Recap from the OSGeo Code Sprint in Bonn 2018

The GRASS GIS team members met at the BaseCamp in Bonn for the OSGeo code sprint, edition 2018

A couple of weeks ago, from March 18 until 25, numerous GRASS GIS team members met at the \“BaseCamp\” in Bonn for the OSGeo code sprint, edition 2018. As usual it was a pleasure and joy to meet again in person, with others via videocall, through IRC chat or email. For some it was the first time to personally come together after even years only virtually. We especially enjoyed to stay together with 80+ more members of the OSGeo family.

GRASS GIS Community Sprint 2018 in

So, what did we do in a nutshell?

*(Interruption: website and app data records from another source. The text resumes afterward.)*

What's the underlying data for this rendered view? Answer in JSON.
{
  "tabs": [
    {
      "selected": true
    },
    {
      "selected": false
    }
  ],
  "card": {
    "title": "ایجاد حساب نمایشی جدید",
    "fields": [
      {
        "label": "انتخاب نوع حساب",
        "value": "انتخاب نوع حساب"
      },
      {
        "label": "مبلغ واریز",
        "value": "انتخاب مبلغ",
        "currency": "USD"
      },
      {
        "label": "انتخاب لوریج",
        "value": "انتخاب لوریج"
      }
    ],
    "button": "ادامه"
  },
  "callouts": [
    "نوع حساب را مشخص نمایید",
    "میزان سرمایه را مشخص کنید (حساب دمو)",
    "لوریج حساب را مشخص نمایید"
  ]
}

The hot topics on our agenda were the migration of the GRASS GIS project to git, as well as the design and content of the new website, and different options for a new GUI startup. Concerning git, we will follow other OSGeo projects such as GDAL in their recent experience of migration. With folks from other OSGeo projects like PDAL we discussed on further integration.

One of the most remarkable achievements of our sprint was the implementation of PROJ 5 support, a fresh major release after decades. Adding PROJ 5 support to GRASS GIS was a massive and impressive job, that makes GRASS GIS the first open source GIS providing support for this new library. The graphical user interface wxGUI also received a fair share of enhancements, e.g. a new graphical widget for SQL WHERE parameters in all related modules and new options for plotting time series. Moreover, new modules for the management of spectral signatures were added to the imagery family. Also the temporal algebra got some long awaited improvements.
Heavy work was done in reporting current issues, proposing patches, testing and fixing bugs. We even got contributions from a former \“Google Code In\” highschool student and \“Google Summer of Code\” applicants. Furthermore, new artificial neural network modules that are in the pipeline received quite some work and testing.

Certainly we did not forget about documentation and translation of GRASS GIS messages to other languages, as they received some attention. We added examples to manual pages and wikis, as well as translations into Italian and Spanish via Transifex.

All in all, 200 changesets in trac (including backports & various other changes) fueled by 130+ beers, 10+ liters of mate, uncountable coffees and a lot of fun! Not so bad!

The team’s commitment is challenging, truely long-term and fecund. GRASS GIS is bridging advanced technologies, the free open source realm and the global geospatial community.

Join and enjoy GRASS GIS!

For the full and detailed list of contributions, please see: